WHAT YOU SHOULD DO
From the entries below, pull out each line where "日刊スポーツ" appears.

EXERCISE INPUT
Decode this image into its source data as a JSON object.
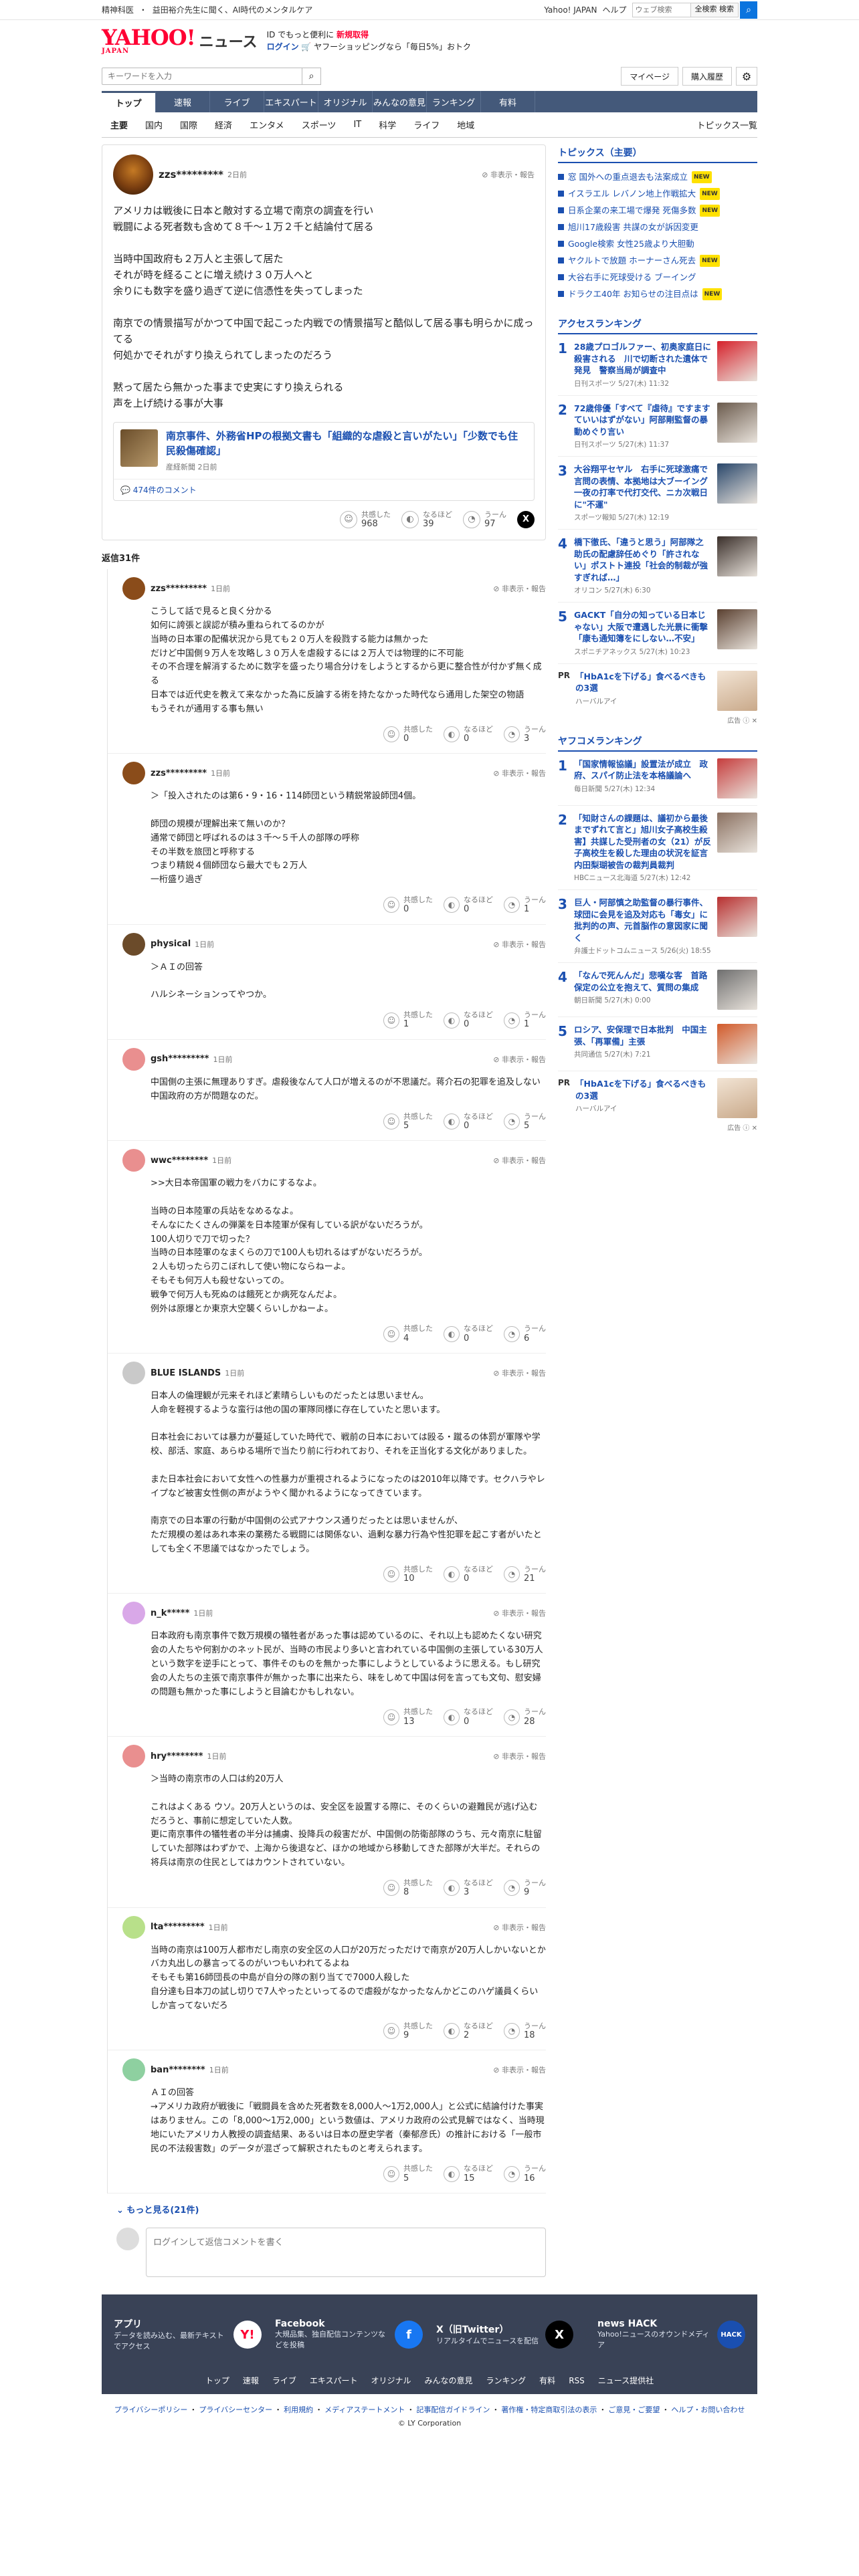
{
  "topstrip": {
    "links": [
      "精神科医",
      "・",
      "益田裕介先生に聞く、AI時代のメンタルケア"
    ],
    "right": [
      "Yahoo! JAPAN",
      "ヘルプ"
    ],
    "search_placeholder": "ウェブ検索",
    "search_btn": "全検索 検索"
  },
  "masthead": {
    "logo": "YAHOO!",
    "logo_sub": "JAPAN",
    "service": "ニュース",
    "promo_line1_a": "ID でもっと便利に",
    "promo_line1_b": "新規取得",
    "promo_login": "ログイン",
    "promo_line2": "🛒 ヤフーショッピングなら「毎日5%」おトク"
  },
  "searchbar": {
    "placeholder": "キーワードを入力",
    "mypage": "マイページ",
    "purchase": "購入履歴"
  },
  "nav": [
    "トップ",
    "速報",
    "ライブ",
    "エキスパート",
    "オリジナル",
    "みんなの意見",
    "ランキング",
    "有料"
  ],
  "subnav": [
    "主要",
    "国内",
    "国際",
    "経済",
    "エンタメ",
    "スポーツ",
    "IT",
    "科学",
    "ライフ",
    "地域"
  ],
  "subnav_right": "トピックス一覧",
  "post": {
    "user": "zzs*********",
    "time": "2日前",
    "report": "非表示・報告",
    "body": "アメリカは戦後に日本と敵対する立場で南京の調査を行い\n戦闘による死者数も含めて８千〜１万２千と結論付て居る\n\n当時中国政府も２万人と主張して居た\nそれが時を経ることに増え続け３０万人へと\n余りにも数字を盛り過ぎて逆に信憑性を失ってしまった\n\n南京での情景描写がかつて中国で起こった内戦での情景描写と酷似して居る事も明らかに成ってる\n何処かでそれがすり換えられてしまったのだろう\n\n黙って居たら無かった事まで史実にすり換えられる\n声を上げ続ける事が大事",
    "card_title": "南京事件、外務省HPの根拠文書も「組織的な虐殺と言いがたい」「少数でも住民殺傷確認」",
    "card_src": "産経新聞 2日前",
    "card_comments": "💬 474件のコメント",
    "r1_label": "共感した",
    "r1": "968",
    "r2_label": "なるほど",
    "r2": "39",
    "r3_label": "うーん",
    "r3": "97"
  },
  "reply_count": "返信31件",
  "replies": [
    {
      "user": "zzs*********",
      "time": "1日前",
      "body": "こうして話で見ると良く分かる\n如何に誇張と誤認が積み重ねられてるのかが\n当時の日本軍の配備状況から見ても２０万人を殺戮する能力は無かった\nだけど中国側９万人を攻略し３０万人を虐殺するには２万人では物理的に不可能\nその不合理を解消するために数字を盛ったり場合分けをしようとするから更に整合性が付かず無く成る\n日本では近代史を教えて来なかった為に反論する術を持たなかった時代なら通用した架空の物語\nもうそれが通用する事も無い",
      "a": "0",
      "b": "0",
      "c": "3",
      "color": "#8a4c1a"
    },
    {
      "user": "zzs*********",
      "time": "1日前",
      "body": "＞「投入されたのは第6・9・16・114師団という精鋭常設師団4個。\n\n師団の規模が理解出来て無いのか？\n通常で師団と呼ばれるのは３千〜５千人の部隊の呼称\nその半数を旅団と呼称する\nつまり精鋭４個師団なら最大でも２万人\n一桁盛り過ぎ",
      "a": "0",
      "b": "0",
      "c": "1",
      "color": "#8a4c1a"
    },
    {
      "user": "physical",
      "time": "1日前",
      "body": "＞ＡＩの回答\n\nハルシネーションってやつか。",
      "a": "1",
      "b": "0",
      "c": "1",
      "color": "#6b4b2a"
    },
    {
      "user": "gsh*********",
      "time": "1日前",
      "body": "中国側の主張に無理ありすぎ。虐殺後なんて人口が増えるのが不思議だ。蒋介石の犯罪を追及しない中国政府の方が問題なのだ。",
      "a": "5",
      "b": "0",
      "c": "5",
      "color": "#e98f8f"
    },
    {
      "user": "wwc********",
      "time": "1日前",
      "body": ">>大日本帝国軍の戦力をバカにするなよ。\n\n当時の日本陸軍の兵站をなめるなよ。\nそんなにたくさんの弾薬を日本陸軍が保有している訳がないだろうが。\n100人切りで刀で切った？\n当時の日本陸軍のなまくらの刀で100人も切れるはずがないだろうが。\n２人も切ったら刃こぼれして使い物にならねーよ。\nそもそも何万人も殺せないっての。\n戦争で何万人も死ぬのは餓死とか病死なんだよ。\n例外は原爆とか東京大空襲くらいしかねーよ。",
      "a": "4",
      "b": "0",
      "c": "6",
      "color": "#e98f8f"
    },
    {
      "user": "BLUE ISLANDS",
      "time": "1日前",
      "body": "日本人の倫理観が元来それほど素晴らしいものだったとは思いません。\n人命を軽視するような蛮行は他の国の軍隊同様に存在していたと思います。\n\n日本社会においては暴力が蔓延していた時代で、戦前の日本においては殴る・蹴るの体罰が軍隊や学校、部活、家庭、あらゆる場所で当たり前に行われており、それを正当化する文化がありました。\n\nまた日本社会において女性への性暴力が重視されるようになったのは2010年以降です。セクハラやレイプなど被害女性側の声がようやく聞かれるようになってきています。\n\n南京での日本軍の行動が中国側の公式アナウンス通りだったとは思いませんが、\nただ規模の差はあれ本来の業務たる戦闘には関係ない、過剰な暴力行為や性犯罪を起こす者がいたとしても全く不思議ではなかったでしょう。",
      "a": "10",
      "b": "0",
      "c": "21",
      "color": "#c9c9c9"
    },
    {
      "user": "n_k*****",
      "time": "1日前",
      "body": "日本政府も南京事件で数万規模の犠牲者があった事は認めているのに、それ以上も認めたくない研究会の人たちや何割かのネット民が、当時の市民より多いと言われている中国側の主張している30万人という数字を逆手にとって、事件そのものを無かった事にしようとしているように思える。もし研究会の人たちの主張で南京事件が無かった事に出来たら、味をしめて中国は何を言っても文句、慰安婦の問題も無かった事にしようと目論むかもしれない。",
      "a": "13",
      "b": "0",
      "c": "28",
      "color": "#d9a8e8"
    },
    {
      "user": "hry********",
      "time": "1日前",
      "body": "＞当時の南京市の人口は約20万人\n\nこれはよくある ウソ。20万人というのは、安全区を設置する際に、そのくらいの避難民が逃げ込むだろうと、事前に想定していた人数。\n更に南京事件の犠牲者の半分は捕虜、投降兵の殺害だが、中国側の防衛部隊のうち、元々南京に駐留していた部隊はわずかで、上海から後退など、ほかの地域から移動してきた部隊が大半だ。それらの将兵は南京の住民としてはカウントされていない。",
      "a": "8",
      "b": "3",
      "c": "9",
      "color": "#e98f8f"
    },
    {
      "user": "lta*********",
      "time": "1日前",
      "body": "当時の南京は100万人都市だし南京の安全区の人口が20万だっただけで南京が20万人しかいないとかバカ丸出しの暴言ってるのがいつもいわれてるよね\nそもそも第16師団長の中島が自分の隊の割り当てで7000人殺した\n自分達も日本刀の試し切りで7人やったといってるので虐殺がなかったなんかどこのハゲ議員くらいしか言ってないだろ",
      "a": "9",
      "b": "2",
      "c": "18",
      "color": "#b8e08a"
    },
    {
      "user": "ban********",
      "time": "1日前",
      "body": "ＡＩの回答\n→アメリカ政府が戦後に「戦闘員を含めた死者数を8,000人〜1万2,000人」と公式に結論付けた事実はありません。この「8,000〜1万2,000」という数値は、アメリカ政府の公式見解ではなく、当時現地にいたアメリカ人教授の調査結果、あるいは日本の歴史学者（秦郁彦氏）の推計における「一般市民の不法殺害数」のデータが混ざって解釈されたものと考えられます。",
      "a": "5",
      "b": "15",
      "c": "16",
      "color": "#8ed0a0"
    }
  ],
  "more": "もっと見る(21件)",
  "comment_placeholder": "ログインして返信コメントを書く",
  "side": {
    "topics_head": "トピックス（主要）",
    "topics": [
      {
        "t": "窓 国外への重点退去も法案成立",
        "new": true
      },
      {
        "t": "イスラエル レバノン地上作戦拡大",
        "new": true
      },
      {
        "t": "日系企業の来工場で爆発 死傷多数",
        "new": true
      },
      {
        "t": "旭川17歳殺害 共謀の女が訴因変更",
        "new": false
      },
      {
        "t": "Google検索 女性25歳より大胆動",
        "new": false
      },
      {
        "t": "ヤクルトで放題 ホーナーさん死去",
        "new": true
      },
      {
        "t": "大谷右手に死球受ける ブーイング",
        "new": false
      },
      {
        "t": "ドラクエ40年 お知らせの注目点は",
        "new": true
      }
    ],
    "new_label": "NEW",
    "access_head": "アクセスランキング",
    "access": [
      {
        "n": "1",
        "t": "28歳プロゴルファー、初奥家庭日に殺害される　川で切断された遺体で発見　警察当局が調査中",
        "s": "日刊スポーツ 5/27(木) 11:32",
        "c": "#d6212b"
      },
      {
        "n": "2",
        "t": "72歳俳優「すべて『虐待』ですますていいはずがない」阿部剛監督の暴動めぐり言い",
        "s": "日刊スポーツ 5/27(木) 11:37",
        "c": "#6a5a4c"
      },
      {
        "n": "3",
        "t": "大谷翔平セヤル　右手に死球激痛で言問の表情、本拠地は大ブーイング一夜の打率で代打交代、ニカ次戦日に\"不運\"",
        "s": "スポーツ報知 5/27(木) 12:19",
        "c": "#28466a"
      },
      {
        "n": "4",
        "t": "橋下徹氏、「違うと思う」阿部隊之助氏の配慮辞任めぐり「許されない」ポストト連投「社会的制裁が強すぎれば…」",
        "s": "オリコン 5/27(木) 6:30",
        "c": "#3a2f2a"
      },
      {
        "n": "5",
        "t": "GACKT「自分の知っている日本じゃない」大阪で遭遇した光景に衝撃「康も通知簿をにしない…不安」",
        "s": "スポニチアネックス 5/27(木) 10:23",
        "c": "#5a4030"
      }
    ],
    "pr_tag": "PR",
    "pr1_title": "「HbA1cを下げる」食べるべきもの3選",
    "pr1_src": "ハーバルアイ",
    "ad": "広告 ⓘ ✕",
    "yahoo_head": "ヤフコメランキング",
    "yahoo": [
      {
        "n": "1",
        "t": "「国家情報協議」設置法が成立　政府、スパイ防止法を本格議論へ",
        "s": "毎日新聞 5/27(木) 12:34",
        "c": "#c63d3d"
      },
      {
        "n": "2",
        "t": "「知財さんの課題は、議初から最後までずれて言と」旭川女子高校生殺害】共謀した受刑者の女（21）が反子高校生を殺した理由の状況を証言　内田梨瑚被告の裁判員裁判",
        "s": "HBCニュース北海道 5/27(木) 12:42",
        "c": "#8a7060"
      },
      {
        "n": "3",
        "t": "巨人・阿部慎之助監督の暴行事件、球団に会見を追及対応も「毒女」に批判的の声、元首脳作の意図家に聞く",
        "s": "弁護士ドットコムニュース 5/26(火) 18:55",
        "c": "#b83030"
      },
      {
        "n": "4",
        "t": "「なんで死んんだ」悲嘆な客　首路保定の公立を抱えて、質問の集成",
        "s": "朝日新聞 5/27(木) 0:00",
        "c": "#6f6f6f"
      },
      {
        "n": "5",
        "t": "ロシア、安保理で日本批判　中国主張、「再軍備」主張",
        "s": "共同通信 5/27(木) 7:21",
        "c": "#d25a2a"
      }
    ],
    "pr2_title": "「HbA1cを下げる」食べるべきもの3選",
    "pr2_src": "ハーバルアイ"
  },
  "footer": {
    "items": [
      {
        "t": "アプリ",
        "d": "データを読み込む、最新テキストでアクセス",
        "icon": "Y!",
        "bg": "#ffffff",
        "fg": "#ff0033"
      },
      {
        "t": "Facebook",
        "d": "大規品集、独自配信コンテンツなどを投稿",
        "icon": "f",
        "bg": "#1877f2",
        "fg": "#ffffff"
      },
      {
        "t": "X（旧Twitter）",
        "d": "リアルタイムでニュースを配信",
        "icon": "X",
        "bg": "#000000",
        "fg": "#ffffff"
      },
      {
        "t": "news HACK",
        "d": "Yahoo!ニュースのオウンドメディア",
        "icon": "HACK",
        "bg": "#1a4fb0",
        "fg": "#ffffff"
      }
    ],
    "links": [
      "トップ",
      "速報",
      "ライブ",
      "エキスパート",
      "オリジナル",
      "みんなの意見",
      "ランキング",
      "有料",
      "RSS",
      "ニュース提供社"
    ],
    "legal": [
      "プライバシーポリシー",
      "プライバシーセンター",
      "利用規約",
      "メディアステートメント",
      "記事配信ガイドライン",
      "著作権・特定商取引法の表示",
      "ご意見・ご要望",
      "ヘルプ・お問い合わせ"
    ],
    "copy": "© LY Corporation"
  }
}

RESULT OF THIS TASK
        "s": "日刊スポーツ 5/27(木) 11:32",
        "s": "日刊スポーツ 5/27(木) 11:37",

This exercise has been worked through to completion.